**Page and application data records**
-- Opening Marker --

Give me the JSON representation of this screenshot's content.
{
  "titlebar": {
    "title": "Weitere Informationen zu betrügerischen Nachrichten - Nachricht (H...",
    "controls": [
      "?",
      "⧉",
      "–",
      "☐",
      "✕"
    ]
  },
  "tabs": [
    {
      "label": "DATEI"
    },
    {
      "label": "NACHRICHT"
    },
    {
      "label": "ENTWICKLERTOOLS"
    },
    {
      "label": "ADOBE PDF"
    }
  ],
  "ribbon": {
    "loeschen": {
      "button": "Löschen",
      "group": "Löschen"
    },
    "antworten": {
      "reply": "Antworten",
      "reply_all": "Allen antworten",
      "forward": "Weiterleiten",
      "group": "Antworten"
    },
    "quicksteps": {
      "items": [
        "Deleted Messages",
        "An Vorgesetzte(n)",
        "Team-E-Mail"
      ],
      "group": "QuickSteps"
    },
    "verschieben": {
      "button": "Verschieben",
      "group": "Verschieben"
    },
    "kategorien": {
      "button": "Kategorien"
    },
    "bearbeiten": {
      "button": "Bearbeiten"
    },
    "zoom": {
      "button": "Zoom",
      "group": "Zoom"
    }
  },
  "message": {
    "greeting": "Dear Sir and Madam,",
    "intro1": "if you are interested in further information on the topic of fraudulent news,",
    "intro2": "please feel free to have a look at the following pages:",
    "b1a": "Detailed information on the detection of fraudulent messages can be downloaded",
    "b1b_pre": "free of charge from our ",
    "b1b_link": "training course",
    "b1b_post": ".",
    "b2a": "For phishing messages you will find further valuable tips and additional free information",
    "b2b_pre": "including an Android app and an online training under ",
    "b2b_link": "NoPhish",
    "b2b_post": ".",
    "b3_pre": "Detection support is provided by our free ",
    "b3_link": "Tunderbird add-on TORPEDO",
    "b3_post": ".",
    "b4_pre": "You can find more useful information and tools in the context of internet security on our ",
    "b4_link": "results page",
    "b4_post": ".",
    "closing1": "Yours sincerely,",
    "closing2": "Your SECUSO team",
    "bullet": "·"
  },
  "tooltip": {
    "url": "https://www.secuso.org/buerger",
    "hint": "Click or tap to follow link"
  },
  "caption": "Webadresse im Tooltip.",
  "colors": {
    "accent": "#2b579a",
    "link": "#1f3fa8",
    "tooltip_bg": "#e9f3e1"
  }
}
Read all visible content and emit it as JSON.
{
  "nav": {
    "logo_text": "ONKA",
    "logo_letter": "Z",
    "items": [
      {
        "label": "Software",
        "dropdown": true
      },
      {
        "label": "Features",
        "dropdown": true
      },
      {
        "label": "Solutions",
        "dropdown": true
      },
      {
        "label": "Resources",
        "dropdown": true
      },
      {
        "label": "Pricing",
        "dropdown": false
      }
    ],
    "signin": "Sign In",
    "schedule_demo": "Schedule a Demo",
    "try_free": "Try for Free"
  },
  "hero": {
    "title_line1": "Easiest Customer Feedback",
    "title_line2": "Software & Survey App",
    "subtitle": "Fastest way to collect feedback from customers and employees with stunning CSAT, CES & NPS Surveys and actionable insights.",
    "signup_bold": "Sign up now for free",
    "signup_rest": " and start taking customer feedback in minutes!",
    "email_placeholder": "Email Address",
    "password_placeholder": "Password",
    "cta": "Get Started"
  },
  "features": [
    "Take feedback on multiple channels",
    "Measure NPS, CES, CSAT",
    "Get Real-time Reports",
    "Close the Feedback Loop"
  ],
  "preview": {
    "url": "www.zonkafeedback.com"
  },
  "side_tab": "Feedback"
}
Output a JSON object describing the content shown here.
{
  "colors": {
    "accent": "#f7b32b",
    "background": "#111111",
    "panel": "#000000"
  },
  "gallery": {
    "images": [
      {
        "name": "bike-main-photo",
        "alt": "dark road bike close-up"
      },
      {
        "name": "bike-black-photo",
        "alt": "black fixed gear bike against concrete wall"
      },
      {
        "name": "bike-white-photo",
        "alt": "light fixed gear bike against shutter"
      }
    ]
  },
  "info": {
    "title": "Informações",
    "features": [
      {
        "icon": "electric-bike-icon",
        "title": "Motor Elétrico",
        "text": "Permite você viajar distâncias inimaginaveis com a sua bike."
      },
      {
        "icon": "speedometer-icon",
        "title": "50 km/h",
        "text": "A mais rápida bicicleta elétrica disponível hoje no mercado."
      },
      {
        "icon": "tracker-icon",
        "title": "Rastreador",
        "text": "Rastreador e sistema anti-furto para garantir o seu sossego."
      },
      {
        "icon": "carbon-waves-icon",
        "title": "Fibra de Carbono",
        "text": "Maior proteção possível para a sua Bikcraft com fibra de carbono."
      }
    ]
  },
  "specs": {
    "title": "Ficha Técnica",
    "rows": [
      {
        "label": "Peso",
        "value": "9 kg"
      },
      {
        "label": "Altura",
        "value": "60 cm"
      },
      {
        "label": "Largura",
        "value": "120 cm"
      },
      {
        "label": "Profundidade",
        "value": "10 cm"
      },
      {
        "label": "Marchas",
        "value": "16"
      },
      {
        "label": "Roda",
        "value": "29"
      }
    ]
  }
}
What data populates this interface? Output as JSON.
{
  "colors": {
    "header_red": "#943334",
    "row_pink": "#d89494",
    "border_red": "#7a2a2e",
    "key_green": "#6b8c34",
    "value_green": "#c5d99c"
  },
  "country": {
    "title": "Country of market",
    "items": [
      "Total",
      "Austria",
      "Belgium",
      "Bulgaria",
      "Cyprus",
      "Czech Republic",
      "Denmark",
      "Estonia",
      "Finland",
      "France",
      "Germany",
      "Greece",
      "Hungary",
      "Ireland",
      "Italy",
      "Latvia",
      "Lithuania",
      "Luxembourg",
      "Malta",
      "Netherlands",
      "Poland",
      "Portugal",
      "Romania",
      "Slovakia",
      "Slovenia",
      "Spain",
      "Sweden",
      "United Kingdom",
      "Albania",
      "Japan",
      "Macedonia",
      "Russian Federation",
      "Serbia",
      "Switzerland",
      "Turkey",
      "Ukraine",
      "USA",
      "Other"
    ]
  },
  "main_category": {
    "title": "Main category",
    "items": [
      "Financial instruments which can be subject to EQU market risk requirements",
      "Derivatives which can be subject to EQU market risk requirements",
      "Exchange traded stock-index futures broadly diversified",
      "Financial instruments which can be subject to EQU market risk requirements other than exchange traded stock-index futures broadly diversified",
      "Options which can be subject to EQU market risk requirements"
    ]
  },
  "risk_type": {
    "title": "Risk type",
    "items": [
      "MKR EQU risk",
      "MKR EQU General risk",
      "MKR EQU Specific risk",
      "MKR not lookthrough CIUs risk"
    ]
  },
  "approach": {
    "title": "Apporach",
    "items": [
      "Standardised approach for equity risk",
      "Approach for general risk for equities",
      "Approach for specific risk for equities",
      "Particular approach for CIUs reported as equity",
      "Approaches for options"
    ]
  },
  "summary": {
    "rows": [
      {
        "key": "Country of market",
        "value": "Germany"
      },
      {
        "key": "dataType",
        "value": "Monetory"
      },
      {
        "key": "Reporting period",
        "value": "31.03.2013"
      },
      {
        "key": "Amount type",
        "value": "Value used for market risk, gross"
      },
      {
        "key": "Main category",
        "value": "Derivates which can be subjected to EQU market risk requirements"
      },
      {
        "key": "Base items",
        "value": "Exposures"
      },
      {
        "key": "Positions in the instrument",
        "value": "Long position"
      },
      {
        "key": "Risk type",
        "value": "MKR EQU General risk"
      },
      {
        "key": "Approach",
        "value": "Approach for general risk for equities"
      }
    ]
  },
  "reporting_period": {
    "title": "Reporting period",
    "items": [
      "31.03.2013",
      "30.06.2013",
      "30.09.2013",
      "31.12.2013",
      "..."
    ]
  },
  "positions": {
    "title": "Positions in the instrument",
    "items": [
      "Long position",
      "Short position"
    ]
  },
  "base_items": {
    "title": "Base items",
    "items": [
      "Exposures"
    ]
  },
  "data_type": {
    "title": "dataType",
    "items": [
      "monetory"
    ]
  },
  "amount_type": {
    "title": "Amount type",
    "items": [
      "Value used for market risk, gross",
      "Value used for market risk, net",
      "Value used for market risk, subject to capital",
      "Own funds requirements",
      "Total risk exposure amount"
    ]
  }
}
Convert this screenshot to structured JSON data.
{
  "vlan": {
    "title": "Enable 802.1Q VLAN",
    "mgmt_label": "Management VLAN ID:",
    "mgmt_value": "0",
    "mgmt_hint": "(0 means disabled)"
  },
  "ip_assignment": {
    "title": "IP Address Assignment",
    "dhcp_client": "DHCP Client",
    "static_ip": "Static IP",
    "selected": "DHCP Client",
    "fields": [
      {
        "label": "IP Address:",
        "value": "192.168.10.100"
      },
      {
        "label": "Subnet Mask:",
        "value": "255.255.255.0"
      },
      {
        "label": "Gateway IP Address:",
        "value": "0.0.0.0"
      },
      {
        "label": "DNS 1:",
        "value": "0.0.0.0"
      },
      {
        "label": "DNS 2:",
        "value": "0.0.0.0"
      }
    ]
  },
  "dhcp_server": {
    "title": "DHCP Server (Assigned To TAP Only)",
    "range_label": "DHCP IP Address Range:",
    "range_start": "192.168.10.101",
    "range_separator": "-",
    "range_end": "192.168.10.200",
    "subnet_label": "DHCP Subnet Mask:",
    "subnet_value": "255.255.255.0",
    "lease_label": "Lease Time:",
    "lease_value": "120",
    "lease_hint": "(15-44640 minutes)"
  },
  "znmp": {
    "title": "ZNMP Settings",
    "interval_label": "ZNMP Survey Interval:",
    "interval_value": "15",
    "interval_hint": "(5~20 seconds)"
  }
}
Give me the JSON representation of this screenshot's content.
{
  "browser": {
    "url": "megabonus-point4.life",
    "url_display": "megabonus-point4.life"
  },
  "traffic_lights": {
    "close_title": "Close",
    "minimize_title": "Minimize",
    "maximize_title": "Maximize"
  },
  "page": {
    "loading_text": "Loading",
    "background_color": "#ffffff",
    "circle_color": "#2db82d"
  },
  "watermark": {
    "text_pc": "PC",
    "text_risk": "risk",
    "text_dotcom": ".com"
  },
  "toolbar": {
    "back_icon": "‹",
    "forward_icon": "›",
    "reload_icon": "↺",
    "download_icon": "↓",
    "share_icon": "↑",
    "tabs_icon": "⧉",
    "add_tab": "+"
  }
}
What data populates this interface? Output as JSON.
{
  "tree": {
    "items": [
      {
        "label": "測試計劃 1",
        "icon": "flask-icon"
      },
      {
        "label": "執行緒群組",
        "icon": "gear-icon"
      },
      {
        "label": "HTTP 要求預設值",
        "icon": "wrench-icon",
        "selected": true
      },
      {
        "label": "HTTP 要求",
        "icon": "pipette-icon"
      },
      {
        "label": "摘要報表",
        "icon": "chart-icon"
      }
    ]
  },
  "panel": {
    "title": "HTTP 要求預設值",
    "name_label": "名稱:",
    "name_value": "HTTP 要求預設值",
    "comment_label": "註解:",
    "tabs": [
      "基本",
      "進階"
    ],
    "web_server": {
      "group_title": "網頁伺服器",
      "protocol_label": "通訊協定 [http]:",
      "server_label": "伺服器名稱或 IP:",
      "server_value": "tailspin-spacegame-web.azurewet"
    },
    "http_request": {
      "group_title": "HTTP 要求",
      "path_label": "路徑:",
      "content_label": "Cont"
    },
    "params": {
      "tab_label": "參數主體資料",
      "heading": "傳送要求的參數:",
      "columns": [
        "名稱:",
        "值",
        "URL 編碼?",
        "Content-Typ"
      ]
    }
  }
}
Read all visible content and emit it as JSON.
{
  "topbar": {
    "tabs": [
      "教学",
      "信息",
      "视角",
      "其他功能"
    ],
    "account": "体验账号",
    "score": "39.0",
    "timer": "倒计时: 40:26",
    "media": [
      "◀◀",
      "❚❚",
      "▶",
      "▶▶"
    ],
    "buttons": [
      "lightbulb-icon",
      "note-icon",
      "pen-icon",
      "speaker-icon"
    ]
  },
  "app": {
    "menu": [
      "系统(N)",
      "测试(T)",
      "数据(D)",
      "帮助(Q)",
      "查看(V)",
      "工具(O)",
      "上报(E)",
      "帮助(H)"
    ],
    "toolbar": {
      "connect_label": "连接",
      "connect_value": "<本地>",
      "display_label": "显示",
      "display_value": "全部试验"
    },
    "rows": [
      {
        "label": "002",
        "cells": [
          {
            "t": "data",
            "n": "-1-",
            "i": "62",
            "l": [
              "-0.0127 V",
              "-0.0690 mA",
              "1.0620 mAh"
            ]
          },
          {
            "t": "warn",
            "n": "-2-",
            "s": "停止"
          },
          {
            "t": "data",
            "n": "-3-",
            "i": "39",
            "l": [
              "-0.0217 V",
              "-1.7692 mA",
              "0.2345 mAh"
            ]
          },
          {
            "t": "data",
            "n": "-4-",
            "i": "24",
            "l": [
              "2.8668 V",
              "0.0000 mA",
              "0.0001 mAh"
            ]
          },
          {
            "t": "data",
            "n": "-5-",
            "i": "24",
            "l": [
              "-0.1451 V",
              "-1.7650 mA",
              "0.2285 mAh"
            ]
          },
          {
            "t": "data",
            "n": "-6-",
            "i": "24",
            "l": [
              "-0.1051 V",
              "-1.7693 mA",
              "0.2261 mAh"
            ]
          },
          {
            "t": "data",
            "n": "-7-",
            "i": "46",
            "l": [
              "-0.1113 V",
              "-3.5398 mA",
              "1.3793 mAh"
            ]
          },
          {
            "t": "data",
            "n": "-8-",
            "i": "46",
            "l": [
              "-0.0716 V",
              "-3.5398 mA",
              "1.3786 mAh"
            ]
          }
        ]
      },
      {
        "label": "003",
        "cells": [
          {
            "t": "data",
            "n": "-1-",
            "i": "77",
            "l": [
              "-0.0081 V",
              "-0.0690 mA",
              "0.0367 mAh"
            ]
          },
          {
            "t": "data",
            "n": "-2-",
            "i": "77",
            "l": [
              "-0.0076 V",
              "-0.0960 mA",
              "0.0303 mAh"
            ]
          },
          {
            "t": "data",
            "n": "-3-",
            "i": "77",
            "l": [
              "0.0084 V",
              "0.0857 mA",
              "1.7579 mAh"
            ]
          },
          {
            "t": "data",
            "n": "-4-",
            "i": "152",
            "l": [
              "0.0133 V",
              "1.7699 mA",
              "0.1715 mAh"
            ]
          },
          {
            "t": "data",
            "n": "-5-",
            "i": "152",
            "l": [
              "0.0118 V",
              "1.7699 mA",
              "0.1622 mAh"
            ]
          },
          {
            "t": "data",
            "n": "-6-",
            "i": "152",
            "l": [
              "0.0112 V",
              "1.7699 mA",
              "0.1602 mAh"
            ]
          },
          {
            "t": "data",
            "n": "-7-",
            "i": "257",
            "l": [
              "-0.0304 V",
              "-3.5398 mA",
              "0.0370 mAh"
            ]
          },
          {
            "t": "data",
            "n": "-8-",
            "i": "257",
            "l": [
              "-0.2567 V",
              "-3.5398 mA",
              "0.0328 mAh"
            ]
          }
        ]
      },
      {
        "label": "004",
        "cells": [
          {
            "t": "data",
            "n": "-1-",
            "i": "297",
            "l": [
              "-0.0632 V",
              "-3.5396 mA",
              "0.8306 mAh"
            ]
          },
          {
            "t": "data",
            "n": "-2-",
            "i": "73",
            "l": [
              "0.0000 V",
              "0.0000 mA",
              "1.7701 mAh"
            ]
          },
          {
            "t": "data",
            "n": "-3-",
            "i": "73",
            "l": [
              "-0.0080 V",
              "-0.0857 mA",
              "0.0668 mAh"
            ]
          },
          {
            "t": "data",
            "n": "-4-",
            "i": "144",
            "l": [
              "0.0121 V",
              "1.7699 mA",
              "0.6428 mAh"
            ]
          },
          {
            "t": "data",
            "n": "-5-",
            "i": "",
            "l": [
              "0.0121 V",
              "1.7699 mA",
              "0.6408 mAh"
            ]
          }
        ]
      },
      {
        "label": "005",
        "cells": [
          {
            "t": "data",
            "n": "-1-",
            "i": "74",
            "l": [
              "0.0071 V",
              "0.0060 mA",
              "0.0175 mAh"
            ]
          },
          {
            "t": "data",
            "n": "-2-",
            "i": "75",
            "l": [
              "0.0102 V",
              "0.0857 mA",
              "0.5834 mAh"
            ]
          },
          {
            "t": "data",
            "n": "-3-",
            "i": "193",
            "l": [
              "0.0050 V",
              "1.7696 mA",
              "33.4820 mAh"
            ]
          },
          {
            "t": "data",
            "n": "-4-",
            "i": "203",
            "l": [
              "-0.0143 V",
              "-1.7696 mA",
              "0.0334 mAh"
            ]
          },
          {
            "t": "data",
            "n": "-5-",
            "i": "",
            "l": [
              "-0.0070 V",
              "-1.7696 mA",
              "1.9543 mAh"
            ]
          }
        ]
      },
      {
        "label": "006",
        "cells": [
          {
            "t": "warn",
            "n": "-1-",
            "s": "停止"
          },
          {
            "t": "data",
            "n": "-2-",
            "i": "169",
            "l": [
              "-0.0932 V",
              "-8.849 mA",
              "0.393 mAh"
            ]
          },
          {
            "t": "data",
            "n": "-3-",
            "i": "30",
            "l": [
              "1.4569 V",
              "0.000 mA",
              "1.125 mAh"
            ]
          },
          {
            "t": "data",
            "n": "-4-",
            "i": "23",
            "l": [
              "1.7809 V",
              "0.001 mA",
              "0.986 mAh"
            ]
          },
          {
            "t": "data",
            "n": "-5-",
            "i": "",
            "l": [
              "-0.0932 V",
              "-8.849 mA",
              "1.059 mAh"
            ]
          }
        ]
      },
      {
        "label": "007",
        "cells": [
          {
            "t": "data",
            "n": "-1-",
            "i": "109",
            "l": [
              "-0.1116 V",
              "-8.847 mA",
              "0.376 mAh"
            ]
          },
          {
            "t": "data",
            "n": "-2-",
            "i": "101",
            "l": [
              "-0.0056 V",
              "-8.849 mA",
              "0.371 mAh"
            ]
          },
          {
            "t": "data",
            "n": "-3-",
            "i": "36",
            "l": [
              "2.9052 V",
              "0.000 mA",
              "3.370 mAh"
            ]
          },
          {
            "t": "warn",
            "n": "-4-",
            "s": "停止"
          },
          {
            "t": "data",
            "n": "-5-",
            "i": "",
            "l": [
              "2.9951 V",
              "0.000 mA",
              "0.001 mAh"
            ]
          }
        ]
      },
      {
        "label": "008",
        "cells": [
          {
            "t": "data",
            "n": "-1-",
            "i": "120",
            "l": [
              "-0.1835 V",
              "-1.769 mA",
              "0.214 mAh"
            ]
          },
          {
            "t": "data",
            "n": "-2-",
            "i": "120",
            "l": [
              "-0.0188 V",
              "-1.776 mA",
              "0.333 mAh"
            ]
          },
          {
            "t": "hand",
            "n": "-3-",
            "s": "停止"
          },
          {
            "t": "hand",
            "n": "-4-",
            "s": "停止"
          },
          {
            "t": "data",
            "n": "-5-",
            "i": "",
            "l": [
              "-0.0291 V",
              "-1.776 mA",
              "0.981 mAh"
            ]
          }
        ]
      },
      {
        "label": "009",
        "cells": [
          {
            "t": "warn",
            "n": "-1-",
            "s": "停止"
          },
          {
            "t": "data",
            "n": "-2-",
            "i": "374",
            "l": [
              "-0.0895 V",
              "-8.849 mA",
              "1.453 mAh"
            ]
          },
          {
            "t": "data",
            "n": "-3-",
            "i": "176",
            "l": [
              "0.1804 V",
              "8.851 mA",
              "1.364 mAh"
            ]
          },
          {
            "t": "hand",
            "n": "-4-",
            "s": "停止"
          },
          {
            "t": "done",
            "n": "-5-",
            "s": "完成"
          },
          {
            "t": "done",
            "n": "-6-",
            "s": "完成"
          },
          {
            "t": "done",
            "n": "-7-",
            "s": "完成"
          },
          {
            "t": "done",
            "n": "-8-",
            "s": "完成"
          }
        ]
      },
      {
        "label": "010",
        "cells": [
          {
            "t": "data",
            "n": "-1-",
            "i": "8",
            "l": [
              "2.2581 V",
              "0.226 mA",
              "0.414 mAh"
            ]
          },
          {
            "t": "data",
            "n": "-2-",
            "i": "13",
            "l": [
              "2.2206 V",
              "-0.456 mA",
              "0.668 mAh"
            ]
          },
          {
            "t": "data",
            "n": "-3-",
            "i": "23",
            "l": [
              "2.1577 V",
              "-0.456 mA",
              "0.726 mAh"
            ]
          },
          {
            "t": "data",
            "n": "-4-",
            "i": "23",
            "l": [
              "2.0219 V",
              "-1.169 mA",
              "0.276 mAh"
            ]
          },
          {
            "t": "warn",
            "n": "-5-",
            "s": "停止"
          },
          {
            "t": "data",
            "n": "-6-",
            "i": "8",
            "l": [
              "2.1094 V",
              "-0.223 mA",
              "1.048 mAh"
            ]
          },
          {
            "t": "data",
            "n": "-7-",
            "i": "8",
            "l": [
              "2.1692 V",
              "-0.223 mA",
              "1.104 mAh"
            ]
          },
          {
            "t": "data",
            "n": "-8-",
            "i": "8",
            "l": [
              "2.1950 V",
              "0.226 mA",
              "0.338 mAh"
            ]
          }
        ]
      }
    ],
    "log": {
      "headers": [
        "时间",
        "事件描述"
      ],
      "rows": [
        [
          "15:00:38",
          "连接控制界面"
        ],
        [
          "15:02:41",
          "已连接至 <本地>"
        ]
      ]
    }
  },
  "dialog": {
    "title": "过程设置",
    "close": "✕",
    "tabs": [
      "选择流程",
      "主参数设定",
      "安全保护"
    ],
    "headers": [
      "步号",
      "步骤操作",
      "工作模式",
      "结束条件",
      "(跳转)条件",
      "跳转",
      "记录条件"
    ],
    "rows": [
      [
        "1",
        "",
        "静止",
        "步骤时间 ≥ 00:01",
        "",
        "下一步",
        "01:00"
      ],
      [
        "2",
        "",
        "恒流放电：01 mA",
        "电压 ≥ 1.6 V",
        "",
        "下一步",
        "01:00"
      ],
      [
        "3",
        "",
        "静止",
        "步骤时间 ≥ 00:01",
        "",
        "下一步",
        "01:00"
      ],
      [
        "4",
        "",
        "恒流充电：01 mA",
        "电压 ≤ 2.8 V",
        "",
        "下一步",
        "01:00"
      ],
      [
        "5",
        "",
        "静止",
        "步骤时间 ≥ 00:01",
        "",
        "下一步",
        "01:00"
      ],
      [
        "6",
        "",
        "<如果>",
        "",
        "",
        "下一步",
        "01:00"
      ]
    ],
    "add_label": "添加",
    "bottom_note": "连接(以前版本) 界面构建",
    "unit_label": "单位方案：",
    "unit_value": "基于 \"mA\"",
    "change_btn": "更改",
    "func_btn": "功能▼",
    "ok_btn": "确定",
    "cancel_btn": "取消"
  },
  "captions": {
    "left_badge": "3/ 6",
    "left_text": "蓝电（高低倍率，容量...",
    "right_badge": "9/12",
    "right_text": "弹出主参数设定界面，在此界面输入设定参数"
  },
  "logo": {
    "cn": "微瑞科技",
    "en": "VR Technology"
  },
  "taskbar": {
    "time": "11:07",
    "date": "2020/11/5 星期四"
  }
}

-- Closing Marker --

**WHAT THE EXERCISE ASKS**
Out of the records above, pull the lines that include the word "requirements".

**SOLUTION TO THIS TASK**
      "Financial instruments which can be subject to EQU market risk requirements",
      "Derivatives which can be subject to EQU market risk requirements",
      "Financial instruments which can be subject to EQU market risk requirements other than exchange traded stock-index futures broadly diversified",
      "Options which can be subject to EQU market risk requirements"
        "value": "Derivates which can be subjected to EQU market risk requirements"
      "Own funds requirements",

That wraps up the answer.